Records of the Planning Department’s early heritage planning and beautification programs have been transferred to the Archives and are now available to researchers, as series COV-S682 Built heritage research files and COV-S684 Heritage planning subject files. These records complement the Archives’ existing holdings related to the City’s Heritage Inventories and other heritage planning activities.
Drawing of Gilford Court from file COV-S682-F206 Pendrell Street
Thanks to funding from the British Columbia History Digitization Program, we’ve recently completed a project to digitize over 2100 maps and plans and made them available online for you to use and re-use. We’ve tried to digitize these maps with enough resolution to support future types of re-use and processing, including optical character recognition and feature extraction.
These maps and plans hold quite a variety of information. We have put a small selection of images on flickr as a sample.
Want to see how the city was reshaped? You can see the before and after of a section of Point Grey in 1925, before it was part of the City of Vancouver.
Plan of government subdivision at Point Grey, B.C. Reference code AM1594-: MAP 359.
Originally from Calgary, Will Langford has been pursuing his post-secondary education at UBC, where he completed a B.A. in history and is currently working on his M.A. thesis, the working title of which reads, “Is Sutton Brown God?” Planning, Expertise, and the Local State in Vancouver.” (Gerald Sutton Brown was Vancouver’s first Director of Planning.)
Ever interested in all things urban (as opposed to outdoorsy things like camping. . . ), Will became intrigued with the concept of urban planning during an undergraduate course on the history of Vancouver, taught by Professor Robert A. J. McDonald, where he was introduced to the notion of the relationship between the built environment and society. Curious about the underlying assumptions behind the claims of planners that only their expertise could result in better societies, and driven by his observation that things turned out quite differently, Will began to investigate. Continue reading

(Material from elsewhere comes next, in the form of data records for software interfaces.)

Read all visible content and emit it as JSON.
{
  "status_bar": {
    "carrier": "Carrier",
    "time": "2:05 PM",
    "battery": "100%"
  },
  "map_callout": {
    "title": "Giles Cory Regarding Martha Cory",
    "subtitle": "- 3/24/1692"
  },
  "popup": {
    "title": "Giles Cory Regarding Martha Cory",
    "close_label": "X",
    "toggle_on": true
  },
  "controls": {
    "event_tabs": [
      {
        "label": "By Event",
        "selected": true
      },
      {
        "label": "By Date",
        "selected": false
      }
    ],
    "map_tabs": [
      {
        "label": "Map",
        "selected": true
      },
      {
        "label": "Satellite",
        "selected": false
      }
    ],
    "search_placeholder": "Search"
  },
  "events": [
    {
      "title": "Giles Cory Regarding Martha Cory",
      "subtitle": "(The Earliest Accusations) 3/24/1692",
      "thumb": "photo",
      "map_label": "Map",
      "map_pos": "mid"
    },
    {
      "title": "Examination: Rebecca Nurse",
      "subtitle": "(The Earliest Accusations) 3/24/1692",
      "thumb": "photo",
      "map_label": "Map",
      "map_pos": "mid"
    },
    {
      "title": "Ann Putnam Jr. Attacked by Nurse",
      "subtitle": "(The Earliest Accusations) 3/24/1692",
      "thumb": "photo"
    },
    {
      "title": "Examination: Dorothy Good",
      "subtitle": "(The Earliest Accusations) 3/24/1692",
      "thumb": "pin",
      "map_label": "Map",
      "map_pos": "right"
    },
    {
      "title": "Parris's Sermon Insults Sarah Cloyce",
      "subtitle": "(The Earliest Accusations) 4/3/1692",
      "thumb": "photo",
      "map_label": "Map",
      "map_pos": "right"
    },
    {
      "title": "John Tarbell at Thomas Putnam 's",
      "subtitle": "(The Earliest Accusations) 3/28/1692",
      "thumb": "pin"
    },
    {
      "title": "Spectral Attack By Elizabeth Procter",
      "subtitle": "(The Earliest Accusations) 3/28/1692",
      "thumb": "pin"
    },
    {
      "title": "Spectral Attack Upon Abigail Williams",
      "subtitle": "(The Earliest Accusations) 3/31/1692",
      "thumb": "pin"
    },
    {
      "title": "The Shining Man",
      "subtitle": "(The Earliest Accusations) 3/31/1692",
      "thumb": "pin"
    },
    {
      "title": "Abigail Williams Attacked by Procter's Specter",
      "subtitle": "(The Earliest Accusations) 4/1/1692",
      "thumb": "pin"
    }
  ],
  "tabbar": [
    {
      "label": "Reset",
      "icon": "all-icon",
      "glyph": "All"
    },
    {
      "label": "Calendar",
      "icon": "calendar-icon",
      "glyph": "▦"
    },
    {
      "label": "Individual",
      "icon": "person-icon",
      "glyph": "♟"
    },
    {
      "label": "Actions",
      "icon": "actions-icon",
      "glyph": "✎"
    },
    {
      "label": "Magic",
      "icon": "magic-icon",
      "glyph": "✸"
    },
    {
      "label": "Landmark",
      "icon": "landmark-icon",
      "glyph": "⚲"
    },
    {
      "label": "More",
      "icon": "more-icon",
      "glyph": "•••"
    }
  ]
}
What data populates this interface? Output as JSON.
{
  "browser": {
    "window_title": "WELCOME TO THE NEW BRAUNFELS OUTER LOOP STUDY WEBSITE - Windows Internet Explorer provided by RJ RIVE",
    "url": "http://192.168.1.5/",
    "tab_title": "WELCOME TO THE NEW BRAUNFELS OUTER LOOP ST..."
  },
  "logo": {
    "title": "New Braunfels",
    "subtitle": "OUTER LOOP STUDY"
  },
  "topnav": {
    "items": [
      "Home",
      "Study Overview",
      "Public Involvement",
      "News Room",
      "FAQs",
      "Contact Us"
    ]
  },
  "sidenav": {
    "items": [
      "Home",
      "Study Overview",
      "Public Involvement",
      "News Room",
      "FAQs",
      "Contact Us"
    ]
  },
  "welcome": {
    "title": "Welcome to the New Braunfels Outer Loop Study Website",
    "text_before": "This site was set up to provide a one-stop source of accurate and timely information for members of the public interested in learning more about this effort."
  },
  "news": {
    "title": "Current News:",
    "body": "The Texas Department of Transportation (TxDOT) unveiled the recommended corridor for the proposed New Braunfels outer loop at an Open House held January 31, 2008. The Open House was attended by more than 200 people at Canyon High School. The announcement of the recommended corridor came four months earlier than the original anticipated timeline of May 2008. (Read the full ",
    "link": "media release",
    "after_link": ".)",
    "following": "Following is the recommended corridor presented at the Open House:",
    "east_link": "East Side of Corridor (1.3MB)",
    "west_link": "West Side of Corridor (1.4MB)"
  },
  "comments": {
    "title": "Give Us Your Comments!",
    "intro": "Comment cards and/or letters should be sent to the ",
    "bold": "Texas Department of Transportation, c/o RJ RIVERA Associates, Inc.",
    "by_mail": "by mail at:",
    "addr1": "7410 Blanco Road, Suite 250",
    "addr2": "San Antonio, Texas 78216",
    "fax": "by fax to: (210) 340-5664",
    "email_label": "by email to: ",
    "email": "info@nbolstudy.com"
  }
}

Few cities possess such a combination of nearby natural resources, a splendid harbour, a terrain ideally suited for urban use, an equable climate and a setting of great natural beauty.
Vancouver is the most important Pacific port of a great country. Here, if anywhere, should develop a great city. Circumstances of such character call for a city plan of substantial scale.
A Plan for the City of Vancouver, Harland Bartholomew & Associates, 1928, p. 10
Detail from "Vancouver Town Planning Commission 1926, Ex-Officio Members and Town Planning Consultants, 1926, Item # LP 290
Founding his urban planning firm in 1919, Bartholomew was an experienced and respected planner by the time he was hired by the Vancouver Town Planning Commission in 1926.
Vancouver’s first comprehensive town plan was prepared by Harland Bartholomew and Associates in 1928 and revised in 1929 to include the newly added municipalities of South Vancouver and Point Grey.
Bartholomew’s firm wrote follow-up planning reports between 1944 and 1948.
We’d like to thank Bing Thom Architects for this 125th birthday gift to the City. The firm sponsored the digitization of all of the Harland Bartholomew reports held at the Archives. The reports are available now on the Internet Archive. Continue reading